  • The deep roots of housing bias

    The deep roots of housing bias

    The Supreme Court's ruling last week that factors other than intentional racial discrimination can be considered in determining whether policies promulgated by government or private entities violate the 1968 Fair Housing Act is simply a reminder that the century-long struggle to end such practices...

  • Political polarization leads to bad legislation

    Political polarization leads to bad legislation

    The Supreme Court's decision in King v. Burwell, permitting 6.4 million Americans to continue receiving subsidies to buy health insurance on the federal insurance exchange, elated liberals and enraged the right. Conservatives have already begun decrying the "traitors" who, though appointed by Republican...

  • Baltimore's broken roadways

    Baltimore's broken roadways

    Baltimore's traffic congestion is awful, causing adverse quality of life and economic consequences. Add to that the effect on air quality and cost of health-related problems caused by vehicle pollution.

  • Baltimore's homeless: out of sight, out of mind?

    Baltimore's homeless: out of sight, out of mind?

    On a recent morning, the city of Baltimore once again tried to shut the poor out of our minds and drive them from the mainstream of our society — in this case, from the verge of Martin Luther King, Jr. Boulevard, where homeless folks were taking refuge from the elements and finding comfort in a...
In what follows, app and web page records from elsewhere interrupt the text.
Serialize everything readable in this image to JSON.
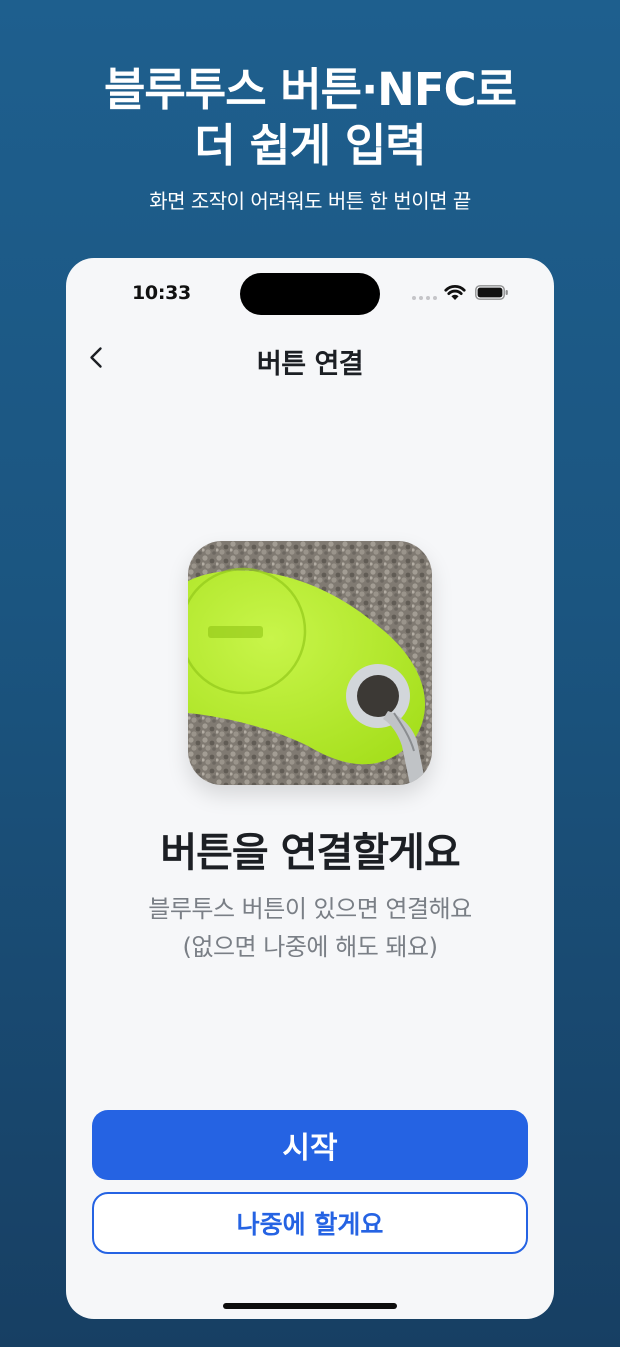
{
  "promo": {
    "title_line1": "블루투스 버튼·NFC로",
    "title_line2": "더 쉽게 입력",
    "subtitle": "화면 조작이 어려워도 버튼 한 번이면 끝"
  },
  "status_bar": {
    "time": "10:33"
  },
  "nav": {
    "back_icon": "chevron-left-icon",
    "title": "버튼 연결"
  },
  "main": {
    "image_desc_icon": "bluetooth-button-photo",
    "heading": "버튼을 연결할게요",
    "description_line1": "블루투스 버튼이 있으면 연결해요",
    "description_line2": "(없으면 나중에 해도 돼요)"
  },
  "actions": {
    "start_label": "시작",
    "later_label": "나중에 할게요"
  },
  "colors": {
    "accent": "#2563e3",
    "background_top": "#1e5f8e",
    "background_bottom": "#173f63",
    "screen_bg": "#f6f7f9"
  }
}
  • Immigrant soldiers won the U.S. Civil War

    Immigrant soldiers won the U.S. Civil War

    In the summer of 1861, an American diplomat in Turin, Italy, looked out the window of the U.S. legation to see hundreds of young men forming a sprawling line. Some wore red shirts, emblematic of the Garibaldini known for pointing one finger in the air and shouting l'Italia Unità! (Italy United!)....